DATA FOR THIS EXERCISE:

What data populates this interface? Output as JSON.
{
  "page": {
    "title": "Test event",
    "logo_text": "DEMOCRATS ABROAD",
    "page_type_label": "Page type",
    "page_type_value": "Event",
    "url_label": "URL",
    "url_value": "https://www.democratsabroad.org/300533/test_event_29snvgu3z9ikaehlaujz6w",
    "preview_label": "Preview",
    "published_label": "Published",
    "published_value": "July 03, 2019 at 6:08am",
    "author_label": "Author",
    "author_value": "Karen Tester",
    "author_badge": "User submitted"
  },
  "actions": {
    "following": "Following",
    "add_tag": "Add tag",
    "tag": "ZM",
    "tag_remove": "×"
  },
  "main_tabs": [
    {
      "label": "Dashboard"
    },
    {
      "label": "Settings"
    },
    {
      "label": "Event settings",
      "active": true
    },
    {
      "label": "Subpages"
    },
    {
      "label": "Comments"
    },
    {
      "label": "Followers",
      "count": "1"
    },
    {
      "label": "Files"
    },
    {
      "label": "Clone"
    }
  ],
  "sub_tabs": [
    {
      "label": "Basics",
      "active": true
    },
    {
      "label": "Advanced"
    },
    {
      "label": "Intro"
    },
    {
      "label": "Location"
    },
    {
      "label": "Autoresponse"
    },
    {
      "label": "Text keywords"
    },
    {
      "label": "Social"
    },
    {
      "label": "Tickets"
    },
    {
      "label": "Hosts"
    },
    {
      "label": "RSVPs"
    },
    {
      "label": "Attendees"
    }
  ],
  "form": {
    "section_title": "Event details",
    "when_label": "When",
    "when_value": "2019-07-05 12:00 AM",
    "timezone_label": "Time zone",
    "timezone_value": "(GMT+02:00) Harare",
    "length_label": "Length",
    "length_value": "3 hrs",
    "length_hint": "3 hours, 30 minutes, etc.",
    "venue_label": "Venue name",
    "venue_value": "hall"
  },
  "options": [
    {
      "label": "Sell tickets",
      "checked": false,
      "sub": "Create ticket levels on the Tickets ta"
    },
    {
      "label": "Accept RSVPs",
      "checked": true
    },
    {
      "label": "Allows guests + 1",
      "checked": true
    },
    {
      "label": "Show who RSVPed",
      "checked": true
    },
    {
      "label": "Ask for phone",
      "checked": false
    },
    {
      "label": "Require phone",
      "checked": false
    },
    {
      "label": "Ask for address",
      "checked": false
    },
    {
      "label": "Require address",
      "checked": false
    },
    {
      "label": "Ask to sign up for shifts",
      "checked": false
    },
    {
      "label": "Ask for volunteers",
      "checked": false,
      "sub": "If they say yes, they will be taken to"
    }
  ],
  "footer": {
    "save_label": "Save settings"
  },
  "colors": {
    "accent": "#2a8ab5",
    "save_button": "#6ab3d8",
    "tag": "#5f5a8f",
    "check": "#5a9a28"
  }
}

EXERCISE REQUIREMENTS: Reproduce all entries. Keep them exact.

RESPONSE TO THE EXERCISE:
What data populates this interface? Output as JSON.
{
  "page": {
    "title": "Test event",
    "logo_text": "DEMOCRATS ABROAD",
    "page_type_label": "Page type",
    "page_type_value": "Event",
    "url_label": "URL",
    "url_value": "https://www.democratsabroad.org/300533/test_event_29snvgu3z9ikaehlaujz6w",
    "preview_label": "Preview",
    "published_label": "Published",
    "published_value": "July 03, 2019 at 6:08am",
    "author_label": "Author",
    "author_value": "Karen Tester",
    "author_badge": "User submitted"
  },
  "actions": {
    "following": "Following",
    "add_tag": "Add tag",
    "tag": "ZM",
    "tag_remove": "×"
  },
  "main_tabs": [
    {
      "label": "Dashboard"
    },
    {
      "label": "Settings"
    },
    {
      "label": "Event settings",
      "active": true
    },
    {
      "label": "Subpages"
    },
    {
      "label": "Comments"
    },
    {
      "label": "Followers",
      "count": "1"
    },
    {
      "label": "Files"
    },
    {
      "label": "Clone"
    }
  ],
  "sub_tabs": [
    {
      "label": "Basics",
      "active": true
    },
    {
      "label": "Advanced"
    },
    {
      "label": "Intro"
    },
    {
      "label": "Location"
    },
    {
      "label": "Autoresponse"
    },
    {
      "label": "Text keywords"
    },
    {
      "label": "Social"
    },
    {
      "label": "Tickets"
    },
    {
      "label": "Hosts"
    },
    {
      "label": "RSVPs"
    },
    {
      "label": "Attendees"
    }
  ],
  "form": {
    "section_title": "Event details",
    "when_label": "When",
    "when_value": "2019-07-05 12:00 AM",
    "timezone_label": "Time zone",
    "timezone_value": "(GMT+02:00) Harare",
    "length_label": "Length",
    "length_value": "3 hrs",
    "length_hint": "3 hours, 30 minutes, etc.",
    "venue_label": "Venue name",
    "venue_value": "hall"
  },
  "options": [
    {
      "label": "Sell tickets",
      "checked": false,
      "sub": "Create ticket levels on the Tickets ta"
    },
    {
      "label": "Accept RSVPs",
      "checked": true
    },
    {
      "label": "Allows guests + 1",
      "checked": true
    },
    {
      "label": "Show who RSVPed",
      "checked": true
    },
    {
      "label": "Ask for phone",
      "checked": false
    },
    {
      "label": "Require phone",
      "checked": false
    },
    {
      "label": "Ask for address",
      "checked": false
    },
    {
      "label": "Require address",
      "checked": false
    },
    {
      "label": "Ask to sign up for shifts",
      "checked": false
    },
    {
      "label": "Ask for volunteers",
      "checked": false,
      "sub": "If they say yes, they will be taken to"
    }
  ],
  "footer": {
    "save_label": "Save settings"
  },
  "colors": {
    "accent": "#2a8ab5",
    "save_button": "#6ab3d8",
    "tag": "#5f5a8f",
    "check": "#5a9a28"
  }
}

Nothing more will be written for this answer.